The central bank says it's in the middle of a multi-year programme to establish the future of cash.
But it has already found that despite an increase in cash in circulation, New Zealand is becoming a society that uses little cash.
Seven Sharp reported that for the 34 years since EFTPOS was introduced, the idea of a cashless future has always been a distant possibility.
But that future has finally arrived.
For example they won't accept cash at a Ben and Jerry's ice cream shop opened at Wellington airport less than two weeks ago.
And they are legally allowed to refuse cash, said Assistant Governor of the Reserve Bank, Christian Hawkesby.
"At the moment there is no legal obligation for a retailer to accept cash. The only legal obligation is for the Government to accept cash in the form of taxes and to be able to pay off your debts in New Zealand dollars," Mr Hawkesby said.
At the moment cash costs us money. We pay a Canadian company to make it, we have to move it, store it and distribute it - all with security.
Yet it's increasingly being held overseas in foreign countries, while Kiwis seem to be using it less.
There are still pockets of society that are still quite reliant on cash- Christian Hawkesby, Assistant Governor of the Reserve Bank
But cash is entrenched in our lives. The pre-electronic elderly rely on it, as do the homeless begging, and some members of the disabled community prefer it.
"There are still pockets of society that are still quite reliant on cash - those people who aren't using internet banking, people in rural areas, parts of the Maori community who are more reliant on cash than other parts of society," Mr Hawkesby said.
And cash has cultural significance for many, whether part of the Tongan Tau'olunga, the the Maori koha, or the Italian la borsa.
Then, there are churches, casinos, prostitutes, school raffles - cash is embedded in our system.
So do we have the right to live off the grid without our payments being tracked?
"It's really just something that you take for granted It's part of the fabric of society that you grow up and your parents give you pocket money in notes and coins," Mr Hawkesby said.
"It's been part of their lives their whole time and they've never really thought to step back and go, 'why is it that cash exists? Why is it that people accept these bits of paper or these bits of plastic when I hand them over. And what value sits behind those?'"

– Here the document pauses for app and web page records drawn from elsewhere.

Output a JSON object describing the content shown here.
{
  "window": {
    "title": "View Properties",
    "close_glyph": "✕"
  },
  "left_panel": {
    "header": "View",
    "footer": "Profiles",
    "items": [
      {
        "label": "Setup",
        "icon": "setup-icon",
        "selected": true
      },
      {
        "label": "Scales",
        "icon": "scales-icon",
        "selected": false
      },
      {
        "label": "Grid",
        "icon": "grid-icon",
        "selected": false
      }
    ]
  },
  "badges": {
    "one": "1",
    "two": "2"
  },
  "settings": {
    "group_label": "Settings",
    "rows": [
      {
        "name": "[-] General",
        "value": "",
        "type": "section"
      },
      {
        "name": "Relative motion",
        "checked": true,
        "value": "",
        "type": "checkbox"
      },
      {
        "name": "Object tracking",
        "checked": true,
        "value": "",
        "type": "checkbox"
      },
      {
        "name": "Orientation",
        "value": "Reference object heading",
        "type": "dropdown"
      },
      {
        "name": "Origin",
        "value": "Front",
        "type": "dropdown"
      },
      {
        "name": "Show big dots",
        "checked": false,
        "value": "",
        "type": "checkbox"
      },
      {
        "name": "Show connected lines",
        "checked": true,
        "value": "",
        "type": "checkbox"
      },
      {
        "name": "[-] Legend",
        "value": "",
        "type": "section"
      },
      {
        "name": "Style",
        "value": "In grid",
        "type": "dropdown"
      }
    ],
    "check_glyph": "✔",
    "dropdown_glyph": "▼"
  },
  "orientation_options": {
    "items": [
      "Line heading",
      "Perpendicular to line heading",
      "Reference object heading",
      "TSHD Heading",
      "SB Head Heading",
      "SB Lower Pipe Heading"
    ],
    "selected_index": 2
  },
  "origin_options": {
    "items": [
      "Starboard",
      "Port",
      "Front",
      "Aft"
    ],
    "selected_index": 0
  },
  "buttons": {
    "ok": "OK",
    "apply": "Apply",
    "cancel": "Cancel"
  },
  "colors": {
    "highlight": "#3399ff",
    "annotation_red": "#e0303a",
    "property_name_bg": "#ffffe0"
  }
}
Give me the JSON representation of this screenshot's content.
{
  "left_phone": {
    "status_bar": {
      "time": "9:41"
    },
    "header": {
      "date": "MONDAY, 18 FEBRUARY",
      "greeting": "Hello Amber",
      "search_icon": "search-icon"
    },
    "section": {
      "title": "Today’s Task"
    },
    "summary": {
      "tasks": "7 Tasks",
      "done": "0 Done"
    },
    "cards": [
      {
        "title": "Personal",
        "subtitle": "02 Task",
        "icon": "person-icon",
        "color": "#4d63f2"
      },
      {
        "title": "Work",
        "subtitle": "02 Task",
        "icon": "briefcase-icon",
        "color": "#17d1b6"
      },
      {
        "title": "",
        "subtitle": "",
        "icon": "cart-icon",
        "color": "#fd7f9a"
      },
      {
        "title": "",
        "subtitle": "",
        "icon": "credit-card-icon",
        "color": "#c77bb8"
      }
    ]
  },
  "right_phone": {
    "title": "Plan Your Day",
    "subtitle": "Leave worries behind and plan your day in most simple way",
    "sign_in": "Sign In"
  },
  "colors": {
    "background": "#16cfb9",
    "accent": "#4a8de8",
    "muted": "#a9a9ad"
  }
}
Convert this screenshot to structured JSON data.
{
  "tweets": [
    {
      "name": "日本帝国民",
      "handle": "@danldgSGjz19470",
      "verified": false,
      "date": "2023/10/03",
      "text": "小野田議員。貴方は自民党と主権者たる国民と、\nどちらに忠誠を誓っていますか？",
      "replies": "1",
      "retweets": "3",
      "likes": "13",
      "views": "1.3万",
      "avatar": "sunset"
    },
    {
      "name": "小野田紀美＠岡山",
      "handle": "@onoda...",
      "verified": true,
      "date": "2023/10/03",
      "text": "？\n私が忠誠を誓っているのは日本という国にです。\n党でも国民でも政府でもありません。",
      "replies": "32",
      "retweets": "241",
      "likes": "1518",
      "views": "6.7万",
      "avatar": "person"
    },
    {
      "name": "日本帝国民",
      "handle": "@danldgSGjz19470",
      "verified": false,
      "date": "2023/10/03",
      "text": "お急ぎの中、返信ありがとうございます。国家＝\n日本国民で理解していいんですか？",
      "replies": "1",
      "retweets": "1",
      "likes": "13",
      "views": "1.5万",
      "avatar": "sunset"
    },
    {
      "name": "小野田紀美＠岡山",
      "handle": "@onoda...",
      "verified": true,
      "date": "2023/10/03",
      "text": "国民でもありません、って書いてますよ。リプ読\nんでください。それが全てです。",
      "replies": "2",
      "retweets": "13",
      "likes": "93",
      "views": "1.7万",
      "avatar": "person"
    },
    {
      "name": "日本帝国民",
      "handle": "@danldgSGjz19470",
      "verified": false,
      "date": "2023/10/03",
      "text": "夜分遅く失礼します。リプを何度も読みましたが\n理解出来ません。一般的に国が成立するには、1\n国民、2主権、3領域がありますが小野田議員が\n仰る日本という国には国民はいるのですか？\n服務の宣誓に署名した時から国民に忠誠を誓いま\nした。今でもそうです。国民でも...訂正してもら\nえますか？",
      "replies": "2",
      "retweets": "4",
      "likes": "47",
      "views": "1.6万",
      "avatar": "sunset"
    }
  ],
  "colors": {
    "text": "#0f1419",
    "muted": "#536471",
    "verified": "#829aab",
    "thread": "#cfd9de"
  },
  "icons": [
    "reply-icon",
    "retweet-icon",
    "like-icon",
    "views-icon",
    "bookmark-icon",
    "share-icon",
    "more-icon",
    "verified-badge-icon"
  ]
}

But the law telling the Reserve Bank what to do is from the 1980s, just after EFTPOS first came out.
"The Reserve Bank Act is very general. At the moment it's simply put as 'meeting the public's demand for cash'," Mr Hawkesby said.
So the Reserve Bank wants to know, "Do people want to have the right to be able to pay in cash?"
If you've got some thoughts on the future of cash, have you say on the Reserve Bank website.